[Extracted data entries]
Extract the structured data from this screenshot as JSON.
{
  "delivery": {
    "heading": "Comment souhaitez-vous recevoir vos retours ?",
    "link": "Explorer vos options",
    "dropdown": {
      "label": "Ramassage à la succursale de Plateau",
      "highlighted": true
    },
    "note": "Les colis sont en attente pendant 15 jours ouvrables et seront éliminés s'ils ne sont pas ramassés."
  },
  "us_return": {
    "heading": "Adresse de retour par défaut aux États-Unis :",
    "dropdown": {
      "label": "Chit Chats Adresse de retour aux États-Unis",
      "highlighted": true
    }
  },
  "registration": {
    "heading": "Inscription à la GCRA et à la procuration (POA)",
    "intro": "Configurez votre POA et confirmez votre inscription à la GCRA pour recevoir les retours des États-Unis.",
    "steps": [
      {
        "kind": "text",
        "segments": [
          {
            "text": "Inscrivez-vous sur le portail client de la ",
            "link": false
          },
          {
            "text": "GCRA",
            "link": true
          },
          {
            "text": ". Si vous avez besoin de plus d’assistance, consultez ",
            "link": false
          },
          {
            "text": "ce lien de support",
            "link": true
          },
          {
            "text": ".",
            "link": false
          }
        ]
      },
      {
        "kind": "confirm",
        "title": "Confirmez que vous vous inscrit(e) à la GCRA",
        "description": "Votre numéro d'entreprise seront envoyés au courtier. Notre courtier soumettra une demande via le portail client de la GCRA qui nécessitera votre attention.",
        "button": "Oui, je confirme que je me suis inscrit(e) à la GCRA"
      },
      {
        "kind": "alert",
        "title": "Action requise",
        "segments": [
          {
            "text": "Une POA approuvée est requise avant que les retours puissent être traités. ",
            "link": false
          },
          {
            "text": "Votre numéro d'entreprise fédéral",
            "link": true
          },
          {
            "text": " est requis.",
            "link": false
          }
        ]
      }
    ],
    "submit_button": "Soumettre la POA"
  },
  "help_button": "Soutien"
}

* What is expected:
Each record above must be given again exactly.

* Solved problem:
Extract the structured data from this screenshot as JSON.
{
  "delivery": {
    "heading": "Comment souhaitez-vous recevoir vos retours ?",
    "link": "Explorer vos options",
    "dropdown": {
      "label": "Ramassage à la succursale de Plateau",
      "highlighted": true
    },
    "note": "Les colis sont en attente pendant 15 jours ouvrables et seront éliminés s'ils ne sont pas ramassés."
  },
  "us_return": {
    "heading": "Adresse de retour par défaut aux États-Unis :",
    "dropdown": {
      "label": "Chit Chats Adresse de retour aux États-Unis",
      "highlighted": true
    }
  },
  "registration": {
    "heading": "Inscription à la GCRA et à la procuration (POA)",
    "intro": "Configurez votre POA et confirmez votre inscription à la GCRA pour recevoir les retours des États-Unis.",
    "steps": [
      {
        "kind": "text",
        "segments": [
          {
            "text": "Inscrivez-vous sur le portail client de la ",
            "link": false
          },
          {
            "text": "GCRA",
            "link": true
          },
          {
            "text": ". Si vous avez besoin de plus d’assistance, consultez ",
            "link": false
          },
          {
            "text": "ce lien de support",
            "link": true
          },
          {
            "text": ".",
            "link": false
          }
        ]
      },
      {
        "kind": "confirm",
        "title": "Confirmez que vous vous inscrit(e) à la GCRA",
        "description": "Votre numéro d'entreprise seront envoyés au courtier. Notre courtier soumettra une demande via le portail client de la GCRA qui nécessitera votre attention.",
        "button": "Oui, je confirme que je me suis inscrit(e) à la GCRA"
      },
      {
        "kind": "alert",
        "title": "Action requise",
        "segments": [
          {
            "text": "Une POA approuvée est requise avant que les retours puissent être traités. ",
            "link": false
          },
          {
            "text": "Votre numéro d'entreprise fédéral",
            "link": true
          },
          {
            "text": " est requis.",
            "link": false
          }
        ]
      }
    ],
    "submit_button": "Soumettre la POA"
  },
  "help_button": "Soutien"
}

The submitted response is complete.